We are looking forward to welcoming author, biographer and historian Victoria Schofield to the Castle where she will speak at our ‘Words of War’ Book Festival. In conversation with Lt Gen Alistair Irwin, Victoria will discuss the careers of Field Marshal Wavell and Vice Admiral Schofield. Here she talks with us about what inspired her to write about these two extraordinary men….
When I was young I discovered an unusual book on my father’s bookshelves. Even before I opened it, its title was intriguing: Other Men’s Flowers. When I realised that it was a poetry anthology compiled by a distinguished World War 2 soldier – Field Marshal Earl Wavell – the contents held greater fascination. How and why, I thought, did a great soldier know over 250 poems? Yet as I realised, although his mind would ordinarily be engaged in the business of warfare, he found mental solace in reading (and reciting) poetry. That my father possessed the book therefore came as no surprise, because he too had served in the Armed Forces, only instead of the Army he had joined the Royal Navy; like Wavell, he found comfort in reading poetry, although his memory was not as prodigious!
That my career as a historian would lead me to write the biography of Wavell, published as Wavell: Soldier and Statesman, and later to edit my father’s memoirs, With the Royal Navy in War and Peace: O’er the Dark Blue Sea, has a natural symmetry. Both men were ‘late Victorians’. Wavell was born in 1883, Schofield in 1895; both were of the generation who would fight in two World Wars: Wavell, an officer in The Black Watch, losing his eye in the trenches during the First World War, Schofield serving as a midshipman on board the battlecruiser, HMS Indomitable. By the end of the Second World War, having served as Commander-in-Chief, Middle East and Commander-in-Chief India, Wavell had become Viceroy of India. Schofield ended his wartime service as Captain of HMS George V, the flagship of the British Pacific Fleet; he was promoted Vice Admiral on his retirement in 1950, the year of Wavell’s death.

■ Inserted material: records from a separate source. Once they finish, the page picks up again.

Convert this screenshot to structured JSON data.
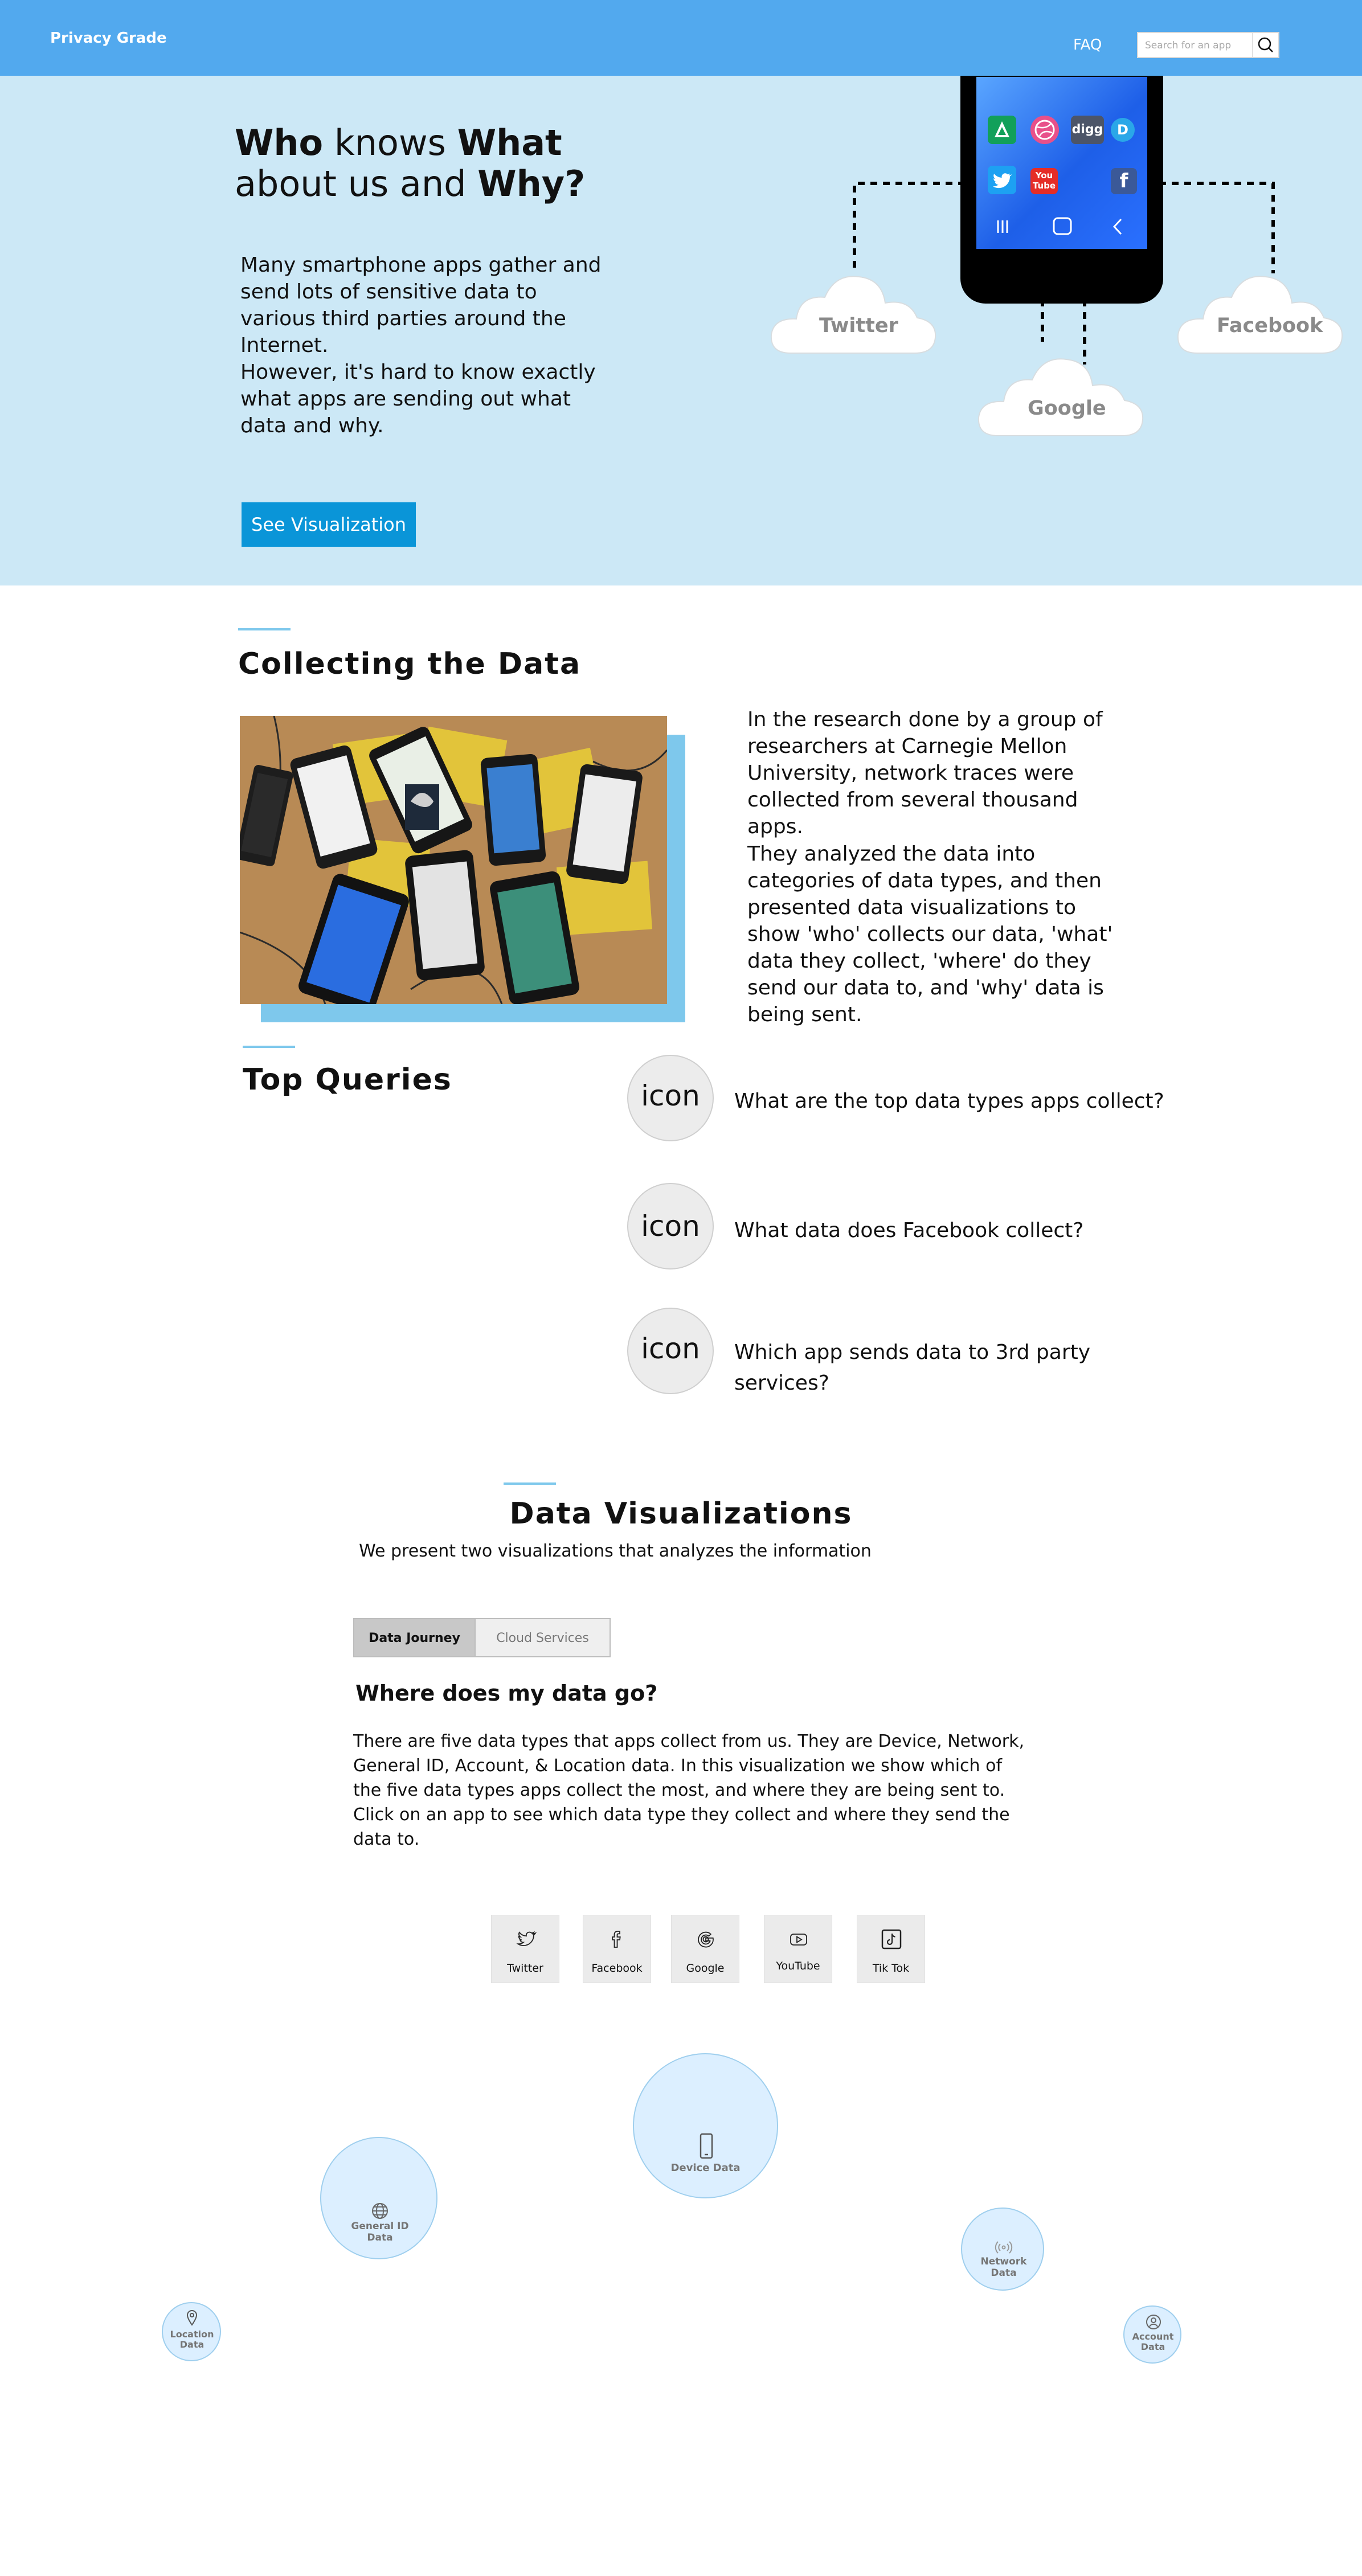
{
  "header": {
    "brand": "Privacy Grade",
    "faq": "FAQ",
    "search_placeholder": "Search for an app"
  },
  "hero": {
    "title_w1": "Who",
    "title_w2": " knows ",
    "title_w3": "What",
    "title_w4": "about us and ",
    "title_w5": "Why?",
    "para1": "Many smartphone apps gather and send lots of sensitive data to various third parties around the Internet.",
    "para2": "However, it's hard to know exactly what apps are sending out what data and why.",
    "cta": "See Visualization",
    "phone_icons": [
      "digg",
      "D",
      "You Tube"
    ],
    "clouds": [
      "Twitter",
      "Google",
      "Facebook"
    ]
  },
  "collecting": {
    "heading": "Collecting the Data",
    "para1": "In the research done by a group of researchers at Carnegie Mellon University, network traces were collected from several thousand apps.",
    "para2": "They analyzed the data into categories of data types, and then presented data visualizations to show 'who' collects our data, 'what' data they collect, 'where' do they send our data to, and 'why' data is being sent."
  },
  "top_queries": {
    "heading": "Top Queries",
    "items": [
      {
        "icon": "icon",
        "text": "What are the top data types apps collect?"
      },
      {
        "icon": "icon",
        "text": "What data does Facebook collect?"
      },
      {
        "icon": "icon",
        "text": "Which app sends data to 3rd party services?"
      }
    ]
  },
  "data_viz": {
    "heading": "Data Visualizations",
    "subtitle": "We present two visualizations that analyzes the information",
    "tabs": [
      "Data Journey",
      "Cloud Services"
    ],
    "active_tab": "Data Journey",
    "section_title": "Where does my data go?",
    "description": "There are five data types that apps collect from us. They are Device, Network, General ID, Account, & Location data. In this visualization we show which of the five data types apps collect the most, and where they are being sent to. Click on an app to see which data type they collect and where they send the data to.",
    "apps": [
      {
        "label": "Twitter",
        "icon": "twitter-icon"
      },
      {
        "label": "Facebook",
        "icon": "facebook-icon"
      },
      {
        "label": "Google",
        "icon": "google-icon"
      },
      {
        "label": "YouTube",
        "icon": "youtube-icon"
      },
      {
        "label": "Tik Tok",
        "icon": "tiktok-icon"
      }
    ],
    "data_types": [
      {
        "label": "Device Data",
        "icon": "smartphone-icon"
      },
      {
        "label": "General ID Data",
        "icon": "globe-icon"
      },
      {
        "label": "Network Data",
        "icon": "broadcast-icon"
      },
      {
        "label": "Location Data",
        "icon": "location-pin-icon"
      },
      {
        "label": "Account Data",
        "icon": "account-icon"
      }
    ]
  },
  "colors": {
    "header": "#52a9ee",
    "hero_bg": "#cce8f6",
    "cta": "#0a95d8",
    "accent": "#7ec8ec",
    "bubble_fill": "#dcefff"
  }
}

The generation of men who fought in two World Wars has now gone and it is a great privilege to be discussing these two lives at the first ‘Words of War Book Festival’ at Balhousie Castle. What both lives illustrate is their unflinching sense of duty and service to Sovereign and country in times of great hardship and deprivation. Both survived the wars but both could well have died.